Edith here, and it’s Wicked Wednesday again. Since today would have been my mother’s 90th birthday if she hadn’t passed away three years ago, let’s talk about our moms. Two of us here no longer have a mother living, and the rest still do. What’s your favorite memory of Mommy Dearest? What about the time she meted out a punishment you knew you deserved? Dish, Wickeds – and it doesn’t have to be all cream and roses!
Edith: Okay, I’ll start. I had a rowdy year in ninth grade. I was flip, stayed out too long after school, lied about some stuff. My mother, who had never before uttered a single swear word in my presence and never hit us (neither of my parents did either of those things), said “Damnation” a couple of times that year and twice she slapped me. I was so shocked. I clearly had pushed her past her limits (and I totally deserved it). But she also taught me to sew and to bake, how to go camping, how to identify the constellations, and how to be a fabulous grandma. I just wish she’d gotten to read some of my books, since she also taught me by example to read mysteries. Happy birthday, Mommy!
Liz: When I was little, my mother stayed home with me. My favorite time of day was early in the morning, before my father got up. She would read to me until it was time to make breakfast. I remember wishing those hours could go on all day. She also taught me to bake apple pie. To this day, I love the smell of homemade apple pie!
Jessie: Mothers give and give in little ways that don’t always get the acknowledgement they deserve. One thing that really stands out for me in my life is the fact that my mother went through a great deal of effort and heart-break to provide me with my sisters. I am eternally grateful for them and for her efforts which made them a part of my life.
Barb: I’ve put up this drawing because I thought it was a little different. It’s the front of a poster-sized card Carter Scattergood, an artist friend of my parents, made for them for a good-bye party they threw when we moved from Montclair, New Jersey to Wallingford, PA. In truth, it captures my father, whose face was more easily caricatured, better than my mother. (And yes, those are martini glasses trailing behind them.What can I say? It was the sixties.) The memory this evokes for me is how my mother found ways to make the days when there was lots of boring housework to be done fun for my brother and me. When she defrosted the refrigerator, she gave us food coloring to add to the ice in the sink. Or on days of big parties, like this one, she would move the dining room table and roll up the rug. Then she would pour some kind of liquid wax on the floor and tie rags to our feet. We would skate around the floor, buffing it. The big game was to jump up and touch the brass chandelier, now hanging low enough over the empty space where the table had been that we could reach it. After scuffing along the wood floor, you could give yourself the most tremendous shock, which would reduce us to near hysterical giggles.

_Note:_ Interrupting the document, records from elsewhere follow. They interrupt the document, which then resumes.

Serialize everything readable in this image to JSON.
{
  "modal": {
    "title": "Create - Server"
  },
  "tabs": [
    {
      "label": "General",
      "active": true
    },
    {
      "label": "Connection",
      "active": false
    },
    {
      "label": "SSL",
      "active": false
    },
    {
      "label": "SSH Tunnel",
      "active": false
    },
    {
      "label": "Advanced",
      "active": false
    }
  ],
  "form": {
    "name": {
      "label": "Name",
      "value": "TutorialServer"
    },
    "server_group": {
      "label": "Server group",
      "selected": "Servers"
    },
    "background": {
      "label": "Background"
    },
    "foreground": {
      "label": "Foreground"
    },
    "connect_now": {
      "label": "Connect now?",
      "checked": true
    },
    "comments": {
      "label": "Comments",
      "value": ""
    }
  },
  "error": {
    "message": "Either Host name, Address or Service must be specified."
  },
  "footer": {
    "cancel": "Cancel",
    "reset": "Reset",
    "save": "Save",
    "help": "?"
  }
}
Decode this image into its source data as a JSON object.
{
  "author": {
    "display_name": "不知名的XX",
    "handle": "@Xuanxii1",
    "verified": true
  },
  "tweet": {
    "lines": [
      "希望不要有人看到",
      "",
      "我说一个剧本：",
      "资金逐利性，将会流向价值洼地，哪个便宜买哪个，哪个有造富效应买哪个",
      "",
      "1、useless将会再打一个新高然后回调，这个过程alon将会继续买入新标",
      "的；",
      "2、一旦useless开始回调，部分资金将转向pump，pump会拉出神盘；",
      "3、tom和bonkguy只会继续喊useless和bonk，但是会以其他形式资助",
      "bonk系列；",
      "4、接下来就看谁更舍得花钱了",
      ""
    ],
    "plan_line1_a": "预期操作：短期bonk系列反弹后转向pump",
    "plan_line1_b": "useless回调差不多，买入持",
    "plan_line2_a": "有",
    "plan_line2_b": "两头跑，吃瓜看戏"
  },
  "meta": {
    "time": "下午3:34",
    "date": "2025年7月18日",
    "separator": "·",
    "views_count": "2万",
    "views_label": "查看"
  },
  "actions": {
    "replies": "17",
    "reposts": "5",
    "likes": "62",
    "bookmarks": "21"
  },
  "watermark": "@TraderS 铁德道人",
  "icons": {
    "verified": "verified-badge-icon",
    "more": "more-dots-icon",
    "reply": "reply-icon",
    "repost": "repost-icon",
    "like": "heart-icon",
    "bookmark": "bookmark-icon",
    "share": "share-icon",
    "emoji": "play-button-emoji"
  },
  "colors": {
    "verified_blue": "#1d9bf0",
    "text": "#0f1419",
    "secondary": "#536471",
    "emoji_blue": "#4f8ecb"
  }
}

Sherry: Hi, mom! My mom reads our blog every day and often buys the books she finds out about here! I have two stories. The first is from when I was in second or third grade. My sister and I shared a room. One night I crawled in bed with my sister and we were talking and giggling way past a time we should be — so much so that we woke our mom up. Mom came in our room and was shaking her finger first at one bed and then the other. We were hysterical with suppressed laughter as she gave us a good talking to not realizing we were both in one bed. In her defense it was pitch black and she didn’t have her glasses on. As soon as she left, I scrambled back to my bed still shaking with laughter. The second story is from high school. The book Valley of the Dolls had just come out and my mom asked me not to read it. So, of course, I rushed right out and bought it. Mom happened on it one day putting something in my dresser. She looked at it, then looked at me. I thought my life was probably over. But she said, “I didn’t mean to pry,” and walked out of the room. As you can see from the photo above, she’s my biggest fan!
Julie: My mother is wonderful. She and my dad are a great team, and have been a huge blessing in my life. I have lots of great memories of her, but I was just telling the nieces a story that sticks in my mind. One year she got talked into being a Girl Scout leader by her friend Diane. We went winter camping, which involved a lodge, and outhouses. She forgot her boots, so she had to wear trash bags on her feet. At one point someone dropped a flashlight down the outhouse hole (it was a multi seat outhouse. I sill shudder at the memory) and she said “if there’s a girl attached to that flashlight, she’s outta luck.” On our way home, she turned to my sister and I and said “Don’t even think about getting near that bathtub until I’m done. And I’m not going to be done for a long, long time.” Needless to say, she didn’t camp again.
Readers: Memories of your mom? Or a mom who was important to you?